I did. It鈥檚 definitely worth it if you鈥檙e repairing watches. Though for the relatively low price of them, I鈥檇 recommend getting one simply to check on the health of your watches.

I own one but rarely use it. I do use the android app "Watch Accuracy Meter" a lot when assessing the condition of vintage watch movements before buying when out and about or deciding whether they need a service. Its experimental setting measures amplitude as well as rate and beat error.

It makes regulating watches much easier. However, if you simply have your watches serviced, you might not need it. The entertainment value is fairly low. If you plan on modding or restoring watches, you will surely need it.

Either way, keep in mind, you are working on the most sensitive part of the watch.

Before buying a timegrapher, I suggest buying a cheap degausser which could fix a problem for about 1/20th the price.

If you are a DIY type with a fleet of mechanicals then a timegrapher will help get those watches running as good as possible, which in my case increases the enjoyment from them.

nichtvondiesemjahrhundert

I own one but rarely use it. I do use the android app "Watch Accuracy Meter" a lot when assessing the condition of vintage watch movements before buying when out and about or deciding whether they need a service. Its experimental setting measures amplitude as well as rate and beat error.

I downloaded that app as well. 馃榿

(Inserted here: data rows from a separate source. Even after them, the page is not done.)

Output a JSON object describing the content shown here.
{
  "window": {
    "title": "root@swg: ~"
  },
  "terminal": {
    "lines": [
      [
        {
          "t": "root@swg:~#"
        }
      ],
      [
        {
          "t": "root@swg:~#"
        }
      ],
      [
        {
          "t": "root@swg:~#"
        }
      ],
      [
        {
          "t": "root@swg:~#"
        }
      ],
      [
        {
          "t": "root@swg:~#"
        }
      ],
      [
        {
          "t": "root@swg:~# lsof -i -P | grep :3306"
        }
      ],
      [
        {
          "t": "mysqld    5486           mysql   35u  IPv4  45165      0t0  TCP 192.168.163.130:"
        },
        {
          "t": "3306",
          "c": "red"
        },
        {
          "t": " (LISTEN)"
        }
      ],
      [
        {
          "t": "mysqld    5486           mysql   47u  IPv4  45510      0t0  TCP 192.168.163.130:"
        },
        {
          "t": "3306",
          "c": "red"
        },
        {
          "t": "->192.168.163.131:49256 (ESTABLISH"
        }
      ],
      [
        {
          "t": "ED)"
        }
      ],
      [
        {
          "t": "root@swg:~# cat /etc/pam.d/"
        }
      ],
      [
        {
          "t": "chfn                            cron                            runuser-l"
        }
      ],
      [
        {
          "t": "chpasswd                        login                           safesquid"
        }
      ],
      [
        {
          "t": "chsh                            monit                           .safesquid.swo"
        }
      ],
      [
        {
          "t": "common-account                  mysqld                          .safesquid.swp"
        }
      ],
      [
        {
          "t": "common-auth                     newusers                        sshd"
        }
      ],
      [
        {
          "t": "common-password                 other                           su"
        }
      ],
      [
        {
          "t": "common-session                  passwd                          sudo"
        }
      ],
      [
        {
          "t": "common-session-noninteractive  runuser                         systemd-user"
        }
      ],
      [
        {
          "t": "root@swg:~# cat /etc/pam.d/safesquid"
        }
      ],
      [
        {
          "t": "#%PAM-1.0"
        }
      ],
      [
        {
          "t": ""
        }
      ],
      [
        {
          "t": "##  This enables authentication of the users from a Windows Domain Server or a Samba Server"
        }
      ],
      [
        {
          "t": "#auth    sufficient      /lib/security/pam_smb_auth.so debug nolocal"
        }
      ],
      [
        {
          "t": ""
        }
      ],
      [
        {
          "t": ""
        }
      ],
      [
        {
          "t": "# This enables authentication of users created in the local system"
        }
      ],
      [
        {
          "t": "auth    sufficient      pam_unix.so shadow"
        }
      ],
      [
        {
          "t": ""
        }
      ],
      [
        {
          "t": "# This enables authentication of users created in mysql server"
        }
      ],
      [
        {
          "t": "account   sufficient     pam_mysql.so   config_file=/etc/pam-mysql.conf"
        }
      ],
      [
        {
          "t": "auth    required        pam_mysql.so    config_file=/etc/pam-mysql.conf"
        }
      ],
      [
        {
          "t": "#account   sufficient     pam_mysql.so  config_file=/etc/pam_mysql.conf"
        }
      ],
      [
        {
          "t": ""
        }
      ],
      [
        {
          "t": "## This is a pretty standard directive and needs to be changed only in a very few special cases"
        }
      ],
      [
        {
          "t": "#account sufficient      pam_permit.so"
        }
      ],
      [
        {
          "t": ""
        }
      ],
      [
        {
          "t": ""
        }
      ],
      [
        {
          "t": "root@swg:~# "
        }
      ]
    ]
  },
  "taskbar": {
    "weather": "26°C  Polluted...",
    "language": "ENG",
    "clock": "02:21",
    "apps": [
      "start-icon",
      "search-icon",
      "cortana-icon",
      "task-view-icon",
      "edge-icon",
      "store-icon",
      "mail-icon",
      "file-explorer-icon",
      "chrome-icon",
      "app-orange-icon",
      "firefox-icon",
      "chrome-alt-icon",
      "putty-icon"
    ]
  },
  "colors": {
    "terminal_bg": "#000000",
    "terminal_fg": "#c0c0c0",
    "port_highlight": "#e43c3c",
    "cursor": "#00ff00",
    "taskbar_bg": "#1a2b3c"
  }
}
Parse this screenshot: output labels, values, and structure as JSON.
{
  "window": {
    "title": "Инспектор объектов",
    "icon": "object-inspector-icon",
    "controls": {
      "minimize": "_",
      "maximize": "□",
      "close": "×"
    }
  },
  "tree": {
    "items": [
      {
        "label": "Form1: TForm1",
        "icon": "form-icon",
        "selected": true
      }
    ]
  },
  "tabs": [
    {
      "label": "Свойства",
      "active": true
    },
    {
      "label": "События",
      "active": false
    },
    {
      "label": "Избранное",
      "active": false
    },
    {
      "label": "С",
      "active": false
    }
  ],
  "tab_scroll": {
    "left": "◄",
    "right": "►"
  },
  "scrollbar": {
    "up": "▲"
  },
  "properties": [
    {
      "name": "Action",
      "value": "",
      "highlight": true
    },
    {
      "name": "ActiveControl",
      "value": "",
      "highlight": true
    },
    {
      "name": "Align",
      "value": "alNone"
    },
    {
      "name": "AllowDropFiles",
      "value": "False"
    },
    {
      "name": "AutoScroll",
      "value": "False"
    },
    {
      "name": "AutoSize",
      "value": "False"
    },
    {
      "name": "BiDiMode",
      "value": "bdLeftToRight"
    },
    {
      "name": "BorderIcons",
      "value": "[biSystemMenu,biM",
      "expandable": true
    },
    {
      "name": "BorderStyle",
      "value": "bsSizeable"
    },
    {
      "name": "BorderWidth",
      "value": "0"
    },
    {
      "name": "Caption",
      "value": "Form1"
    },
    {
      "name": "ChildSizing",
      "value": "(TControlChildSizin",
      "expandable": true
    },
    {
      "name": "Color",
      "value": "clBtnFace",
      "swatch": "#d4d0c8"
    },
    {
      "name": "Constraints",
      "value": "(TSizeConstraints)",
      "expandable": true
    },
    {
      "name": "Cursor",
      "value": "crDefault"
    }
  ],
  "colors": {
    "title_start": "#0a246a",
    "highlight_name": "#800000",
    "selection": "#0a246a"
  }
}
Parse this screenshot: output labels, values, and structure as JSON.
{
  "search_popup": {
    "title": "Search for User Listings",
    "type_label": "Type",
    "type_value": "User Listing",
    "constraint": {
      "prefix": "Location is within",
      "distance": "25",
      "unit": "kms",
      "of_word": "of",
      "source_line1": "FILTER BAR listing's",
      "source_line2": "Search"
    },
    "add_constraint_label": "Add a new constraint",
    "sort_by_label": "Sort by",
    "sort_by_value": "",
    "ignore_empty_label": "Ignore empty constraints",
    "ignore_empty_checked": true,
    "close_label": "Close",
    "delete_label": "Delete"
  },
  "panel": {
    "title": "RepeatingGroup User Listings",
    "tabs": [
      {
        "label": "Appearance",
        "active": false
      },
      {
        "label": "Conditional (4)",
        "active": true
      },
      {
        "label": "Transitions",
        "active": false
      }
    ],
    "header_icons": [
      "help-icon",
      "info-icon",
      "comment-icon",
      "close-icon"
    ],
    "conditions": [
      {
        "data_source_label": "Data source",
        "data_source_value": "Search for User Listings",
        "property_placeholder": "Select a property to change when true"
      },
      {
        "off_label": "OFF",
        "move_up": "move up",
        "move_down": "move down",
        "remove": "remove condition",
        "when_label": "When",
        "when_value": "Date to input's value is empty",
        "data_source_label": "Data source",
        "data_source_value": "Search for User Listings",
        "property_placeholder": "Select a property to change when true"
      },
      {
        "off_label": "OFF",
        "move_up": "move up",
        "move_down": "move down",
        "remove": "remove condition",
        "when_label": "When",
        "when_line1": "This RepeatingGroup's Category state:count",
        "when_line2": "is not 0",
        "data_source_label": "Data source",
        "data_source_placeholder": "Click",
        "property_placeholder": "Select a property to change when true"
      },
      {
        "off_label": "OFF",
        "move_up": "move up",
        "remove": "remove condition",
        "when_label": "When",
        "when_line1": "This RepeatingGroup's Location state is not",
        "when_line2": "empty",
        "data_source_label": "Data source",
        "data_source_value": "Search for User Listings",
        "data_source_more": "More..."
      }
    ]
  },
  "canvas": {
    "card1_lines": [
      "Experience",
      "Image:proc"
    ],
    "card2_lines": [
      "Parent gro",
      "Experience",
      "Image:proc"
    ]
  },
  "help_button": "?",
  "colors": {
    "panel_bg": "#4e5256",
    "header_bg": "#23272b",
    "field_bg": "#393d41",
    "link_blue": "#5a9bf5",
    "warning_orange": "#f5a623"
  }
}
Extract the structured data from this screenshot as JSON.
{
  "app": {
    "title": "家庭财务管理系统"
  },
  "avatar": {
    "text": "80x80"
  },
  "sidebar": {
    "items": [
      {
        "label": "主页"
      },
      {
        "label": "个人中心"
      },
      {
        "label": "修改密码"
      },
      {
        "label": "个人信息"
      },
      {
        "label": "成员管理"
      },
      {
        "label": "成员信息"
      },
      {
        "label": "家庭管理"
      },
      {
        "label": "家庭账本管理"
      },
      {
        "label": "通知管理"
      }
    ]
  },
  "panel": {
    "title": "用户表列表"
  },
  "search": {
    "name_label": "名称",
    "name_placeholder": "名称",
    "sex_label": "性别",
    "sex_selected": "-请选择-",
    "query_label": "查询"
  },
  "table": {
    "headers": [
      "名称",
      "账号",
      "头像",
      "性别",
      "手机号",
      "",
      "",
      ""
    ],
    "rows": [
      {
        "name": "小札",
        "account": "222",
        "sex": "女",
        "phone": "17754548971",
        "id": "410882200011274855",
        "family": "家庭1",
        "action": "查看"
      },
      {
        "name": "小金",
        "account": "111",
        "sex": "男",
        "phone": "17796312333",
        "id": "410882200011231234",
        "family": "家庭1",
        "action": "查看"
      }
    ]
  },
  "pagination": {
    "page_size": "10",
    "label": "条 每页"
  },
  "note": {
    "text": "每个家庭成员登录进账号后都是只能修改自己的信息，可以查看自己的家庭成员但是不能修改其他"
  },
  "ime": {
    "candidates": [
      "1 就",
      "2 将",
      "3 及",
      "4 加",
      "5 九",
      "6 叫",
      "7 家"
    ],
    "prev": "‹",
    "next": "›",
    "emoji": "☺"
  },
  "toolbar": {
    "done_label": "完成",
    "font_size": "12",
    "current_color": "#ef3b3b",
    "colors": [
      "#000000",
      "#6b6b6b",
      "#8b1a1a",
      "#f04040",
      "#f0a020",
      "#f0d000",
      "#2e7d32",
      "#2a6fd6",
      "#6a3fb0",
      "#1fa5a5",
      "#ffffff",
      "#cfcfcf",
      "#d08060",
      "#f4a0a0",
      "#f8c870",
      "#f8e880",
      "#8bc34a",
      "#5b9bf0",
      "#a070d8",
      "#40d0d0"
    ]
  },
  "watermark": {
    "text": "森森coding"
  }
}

I have one and will start to regulate my NH35/6/4 builds

JustMeArnold

I downloaded that app as well. 馃榿

Keep in mind that the app is limited in its accuracy due to the nature of a cellphone's microphone. It is a nice portable tool to have if you wish to test a used mechanical before buying it, or to find a problem, but I wouldn't regulate a watch with it.